JBLM celebrates Martin Luther King Jr. Day
January 28, 2013
JOINT BASE LEWIS-McCHORD, Wash. - Soldiers, Airmen and civilians from across Joint Base Lewis-McChord gathered together for the JBLM Dr. Martin Luther King Jr. Birthday Celebration at the McChord Field Collocated Club, Jan. 22.
The celebration, hosted by I Corps, 7th Infantry Division and 17th Fires Brigade, reflected on the strides toward equality and peace that King, and others, struggled to achieve.
"Remember, celebrate, act," said Maj. Kevin Bourne, the 17th Fires Bde. adjutant, during the start of the ceremony, stating that Martin Luther King Jr. Day was, "a day on, not a day off." Those words were a constant theme throughout the celebration.
During his opening remarks,Col. Ken Kamper, the 17th Fires Bde. commander, urged the audience to try and imagine the violence and oppression that existed in America not so long ago. He spoke of how the perseverance of King, and other great men and women, were able to change that and how this generation is able to continue King's dream.
The guest speaker at the event, Dr. Maxine Mimms, a lifelong educator and political leader, offered a firsthand perspective of King and the times he lived in.
Mimms' career is rich with achievement, but what wowed the crowd was her charming personality and experience. She knew King and was an active supporter of the civil rights movement. Her activism included participating in the March on Washington, which she described as "frightening but safe at the same time."
She answered questions asked by audience members that wanted to learn and understand more about what activists fought through during the civil rights movement.
Spc. Shanun Seymore, a motor transport operator with 657th Forward Support Company, 5th Battalion (HIMARS), 5th Field Artillery Regiment, 17th Fires Bde., asked Mimms, "Would you say it was worth the struggle you guys endured to see America the way it is today?"
Mimms responded by saying she sometimes feels like she's dreaming because the world today is so different from when the struggle for equality was taking place.
She told Seymore that together they could continue to do well, saying, "With my stories I can help protect you, and with your actions you can help protect me. You have to have a lot of patience with me; the only way that I'm going to live is by telling the stories I have. And I have to have a lot of patience with you, because you have the energy to produce action."
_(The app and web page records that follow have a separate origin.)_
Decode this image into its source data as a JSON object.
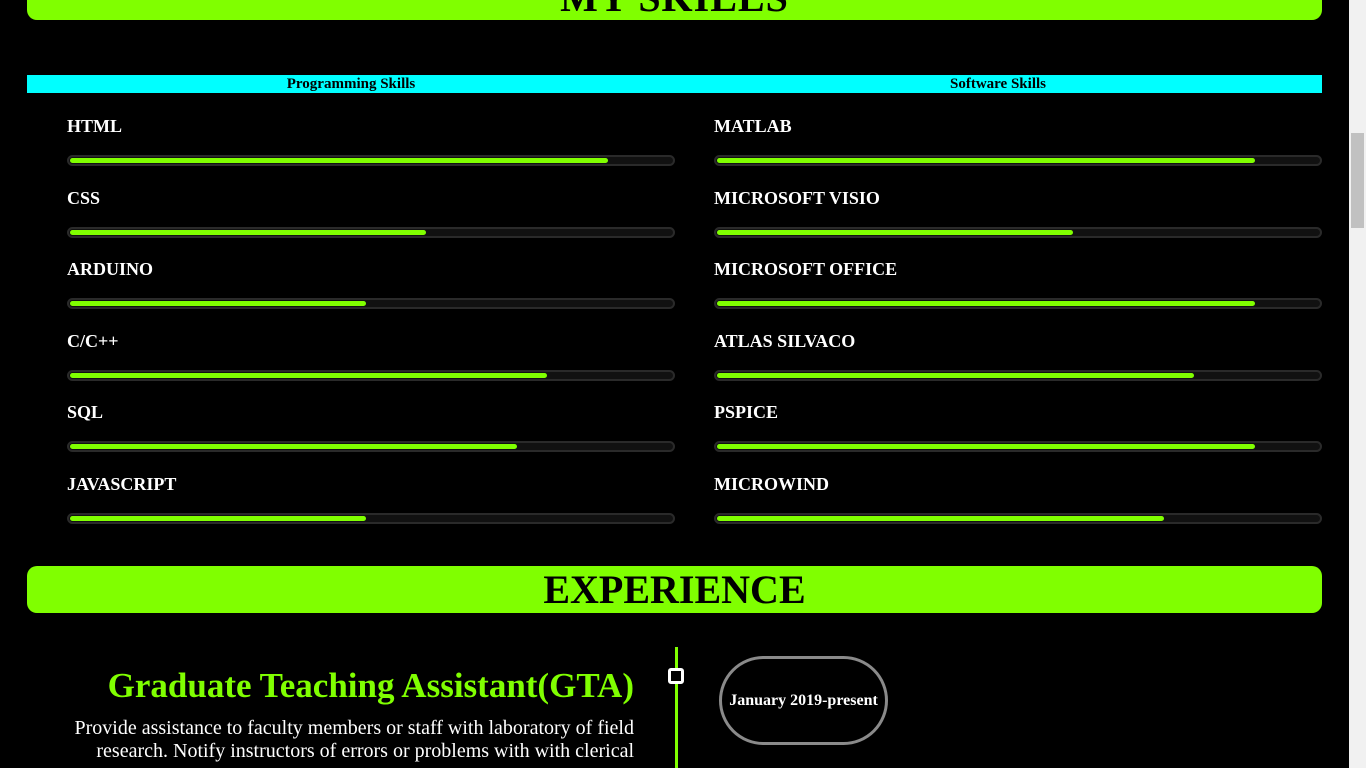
{
  "skills_section": {
    "title": "MY SKILLS",
    "programming_title": "Programming Skills",
    "software_title": "Software Skills",
    "programming": [
      {
        "name": "HTML",
        "level": 0.89
      },
      {
        "name": "CSS",
        "level": 0.59
      },
      {
        "name": "ARDUINO",
        "level": 0.49
      },
      {
        "name": "C/C++",
        "level": 0.79
      },
      {
        "name": "SQL",
        "level": 0.74
      },
      {
        "name": "JAVASCRIPT",
        "level": 0.49
      }
    ],
    "software": [
      {
        "name": "MATLAB",
        "level": 0.89
      },
      {
        "name": "MICROSOFT VISIO",
        "level": 0.59
      },
      {
        "name": "MICROSOFT OFFICE",
        "level": 0.89
      },
      {
        "name": "ATLAS SILVACO",
        "level": 0.79
      },
      {
        "name": "PSPICE",
        "level": 0.89
      },
      {
        "name": "MICROWIND",
        "level": 0.74
      }
    ]
  },
  "experience_section": {
    "title": "EXPERIENCE",
    "job_title": "Graduate Teaching Assistant(GTA)",
    "description": "Provide assistance to faculty members or staff with laboratory of field research. Notify instructors of errors or problems with with clerical",
    "date": "January 2019-present"
  },
  "colors": {
    "accent": "#80ff00",
    "category_bar": "#00ffff",
    "background": "#000000"
  }
}
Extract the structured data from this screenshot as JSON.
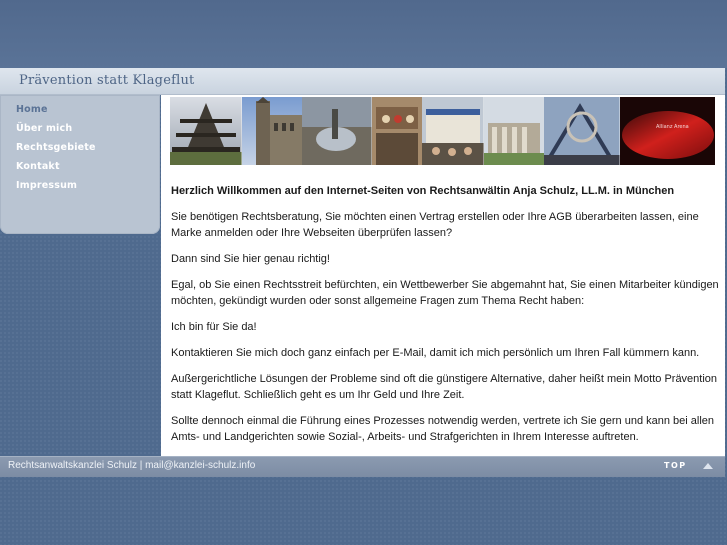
{
  "site": {
    "title": "Prävention statt Klageflut"
  },
  "nav": {
    "items": [
      {
        "label": "Home"
      },
      {
        "label": "Über mich"
      },
      {
        "label": "Rechtsgebiete"
      },
      {
        "label": "Kontakt"
      },
      {
        "label": "Impressum"
      }
    ]
  },
  "content": {
    "welcome": "Herzlich Willkommen auf den Internet-Seiten von Rechtsanwältin Anja Schulz, LL.M. in München",
    "paragraphs": [
      "Sie benötigen Rechtsberatung, Sie möchten einen Vertrag erstellen oder Ihre AGB überarbeiten lassen, eine Marke anmelden oder Ihre Webseiten überprüfen lassen?",
      "Dann sind Sie hier genau  richtig!",
      "Egal, ob Sie einen Rechtsstreit befürchten, ein Wettbewerber Sie abgemahnt hat, Sie einen Mitarbeiter kündigen möchten, gekündigt wurden oder sonst allgemeine Fragen zum Thema Recht haben:",
      "Ich bin für Sie da!",
      "Kontaktieren Sie mich doch ganz einfach per E-Mail, damit ich mich persönlich um Ihren Fall kümmern kann.",
      "Außergerichtliche Lösungen der Probleme sind oft die günstigere Alternative, daher heißt mein Motto Prävention statt Klageflut. Schließlich geht es um Ihr Geld und Ihre Zeit.",
      "Sollte dennoch einmal die Führung eines Prozesses notwendig werden, vertrete ich Sie gern und kann bei allen Amts- und Landgerichten sowie Sozial-, Arbeits- und Strafgerichten in Ihrem Interesse auftreten."
    ]
  },
  "banner": {
    "stadium_sign": "Allianz Arena"
  },
  "footer": {
    "left": "Rechtsanwaltskanzlei Schulz | mail@kanzlei-schulz.info",
    "top_label": "TOP",
    "top_icon": "arrow-up-icon"
  },
  "colors": {
    "background": "#4f6a8e",
    "header": "#d6dee8",
    "sidebar": "#b9c4d2",
    "nav_active": "#5b7396",
    "footer": "#8393aa"
  }
}
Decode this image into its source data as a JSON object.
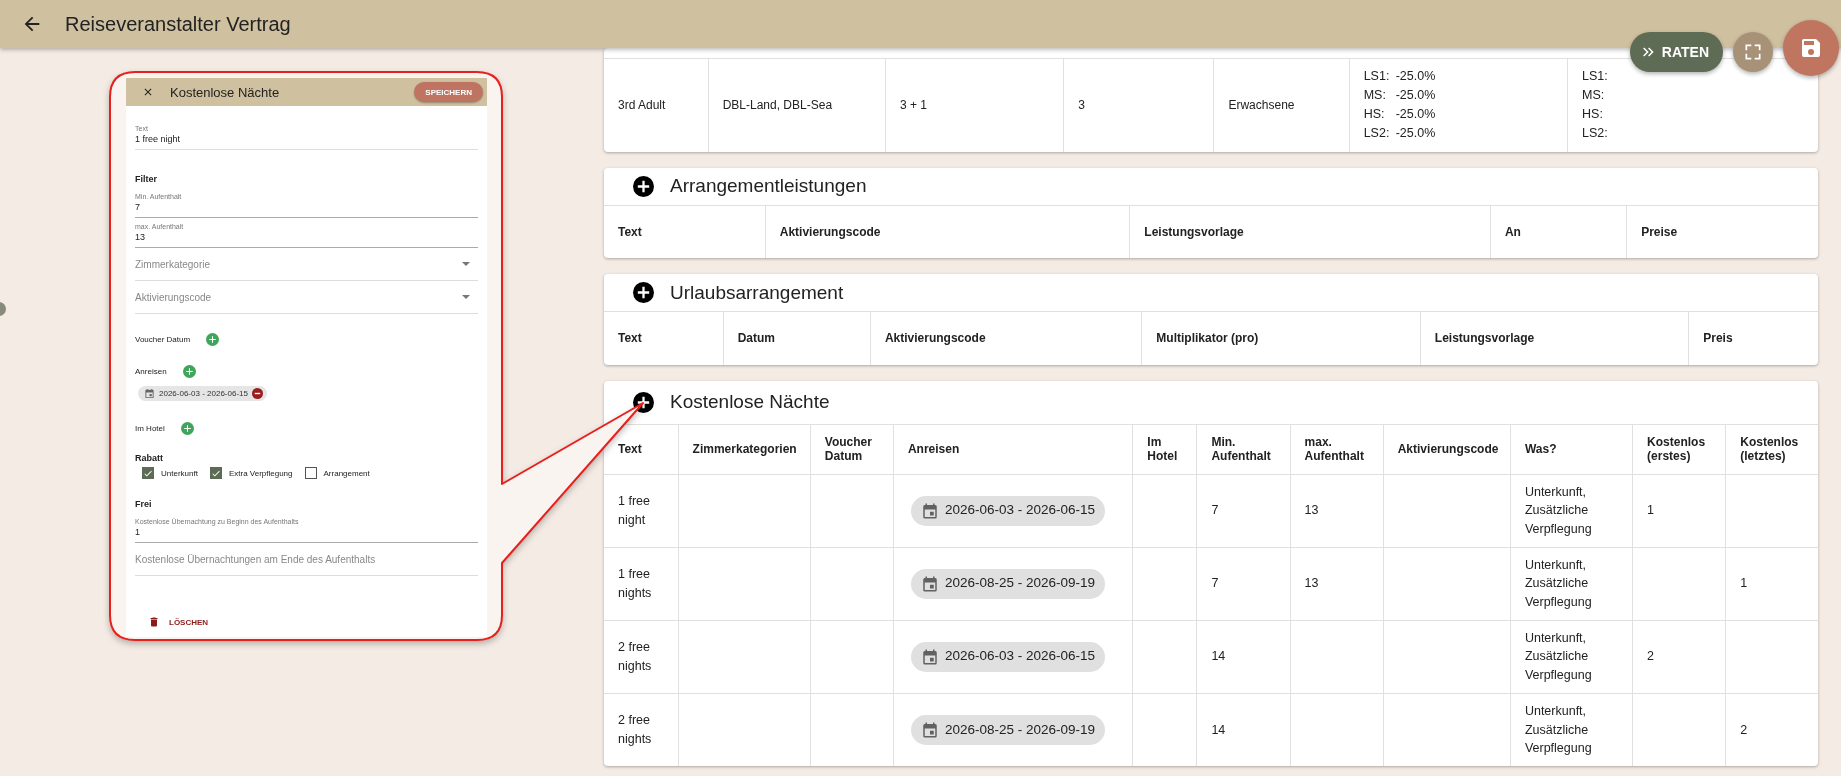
{
  "app_bar": {
    "title": "Reiseveranstalter Vertrag"
  },
  "actions": [
    {
      "kind": "raten",
      "label": "RATEN"
    },
    {
      "kind": "fullscreen"
    },
    {
      "kind": "save"
    }
  ],
  "dialog": {
    "title": "Kostenlose Nächte",
    "save_label": "SPEICHERN",
    "text_field": {
      "label": "Text",
      "value": "1 free night"
    },
    "filter_heading": "Filter",
    "filter_fields": [
      {
        "kind": "input",
        "label": "Min. Aufenthalt",
        "value": "7"
      },
      {
        "kind": "input",
        "label": "max. Aufenthalt",
        "value": "13"
      },
      {
        "kind": "select",
        "placeholder": "Zimmerkategorie"
      },
      {
        "kind": "select",
        "placeholder": "Aktivierungscode"
      }
    ],
    "adders": [
      {
        "label": "Voucher Datum"
      },
      {
        "label": "Anreisen",
        "chips": [
          "2026-06-03 - 2026-06-15"
        ]
      },
      {
        "label": "Im Hotel"
      }
    ],
    "rabatt": {
      "heading": "Rabatt",
      "options": [
        {
          "label": "Unterkunft",
          "checked": true
        },
        {
          "label": "Extra Verpflegung",
          "checked": true
        },
        {
          "label": "Arrangement",
          "checked": false
        }
      ]
    },
    "frei": {
      "heading": "Frei",
      "fields": [
        {
          "label": "Kostenlose Übernachtung zu Beginn des Aufenthalts",
          "value": "1"
        },
        {
          "placeholder": "Kostenlose Übernachtungen am Ende des Aufenthalts"
        }
      ]
    },
    "delete_label": "LÖSCHEN"
  },
  "pricing_table": {
    "rows": [
      {
        "cells": [
          "3rd Adult",
          "DBL-Land, DBL-Sea",
          "3 + 1",
          "3",
          "Erwachsene"
        ],
        "column_6": [
          {
            "label": "LS1:",
            "value": "-25.0%"
          },
          {
            "label": "MS:",
            "value": "-25.0%"
          },
          {
            "label": "HS:",
            "value": "-25.0%"
          },
          {
            "label": "LS2:",
            "value": "-25.0%"
          }
        ],
        "column_7": [
          "LS1:",
          "MS:",
          "HS:",
          "LS2:"
        ]
      }
    ]
  },
  "sections": [
    {
      "title": "Arrangementleistungen",
      "columns": [
        "Text",
        "Aktivierungscode",
        "Leistungsvorlage",
        "An",
        "Preise"
      ]
    },
    {
      "title": "Urlaubsarrangement",
      "columns": [
        "Text",
        "Datum",
        "Aktivierungscode",
        "Multiplikator (pro)",
        "Leistungsvorlage",
        "Preis"
      ]
    },
    {
      "title": "Kostenlose Nächte",
      "columns": [
        "Text",
        "Zimmerkategorien",
        "Voucher Datum",
        "Anreisen",
        "Im Hotel",
        "Min. Aufenthalt",
        "max. Aufenthalt",
        "Aktivierungscode",
        "Was?",
        "Kostenlos (erstes)",
        "Kostenlos (letztes)"
      ],
      "rows": [
        {
          "text": "1 free night",
          "arrival": "2026-06-03 - 2026-06-15",
          "min_stay": "7",
          "max_stay": "13",
          "what": "Unterkunft, Zusätzliche Verpflegung",
          "free_first": "1"
        },
        {
          "text": "1 free nights",
          "arrival": "2026-08-25 - 2026-09-19",
          "min_stay": "7",
          "max_stay": "13",
          "what": "Unterkunft, Zusätzliche Verpflegung",
          "free_last": "1"
        },
        {
          "text": "2 free nights",
          "arrival": "2026-06-03 - 2026-06-15",
          "min_stay": "14",
          "what": "Unterkunft, Zusätzliche Verpflegung",
          "free_first": "2"
        },
        {
          "text": "2 free nights",
          "arrival": "2026-08-25 - 2026-09-19",
          "min_stay": "14",
          "what": "Unterkunft, Zusätzliche Verpflegung",
          "free_last": "2"
        }
      ]
    }
  ]
}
Mimms struggled through a time when soldiers were called upon to intervene in protests by civil rights activists. She said, "I never knew a uniform could protect me," and expressed her gratitude for the Soldiers that protect her now.
Seymore said he was entranced by Mimms' stories. He has family members that lived during the civil rights movement, but said it meant a lot to hear about the history from an activist outside his family.
The ceremony closed shortly after Mimms' spoke to the crowd, but soldiers like Spc. Gerard Gariepy, a targeting specialist with 1st Battalion (155mm Towed), 377th Field Artillery Regiment, 17th Fires Bde., continued to appreciate the day with a newfound sense of what it was about.
"It was amazing that [Mimms had] gone through so much and was here to talk to us. It was incredible listening to her talk about the amount of things she'd been through," Gariepy said. "I think this was an excellent way to commemorate the day."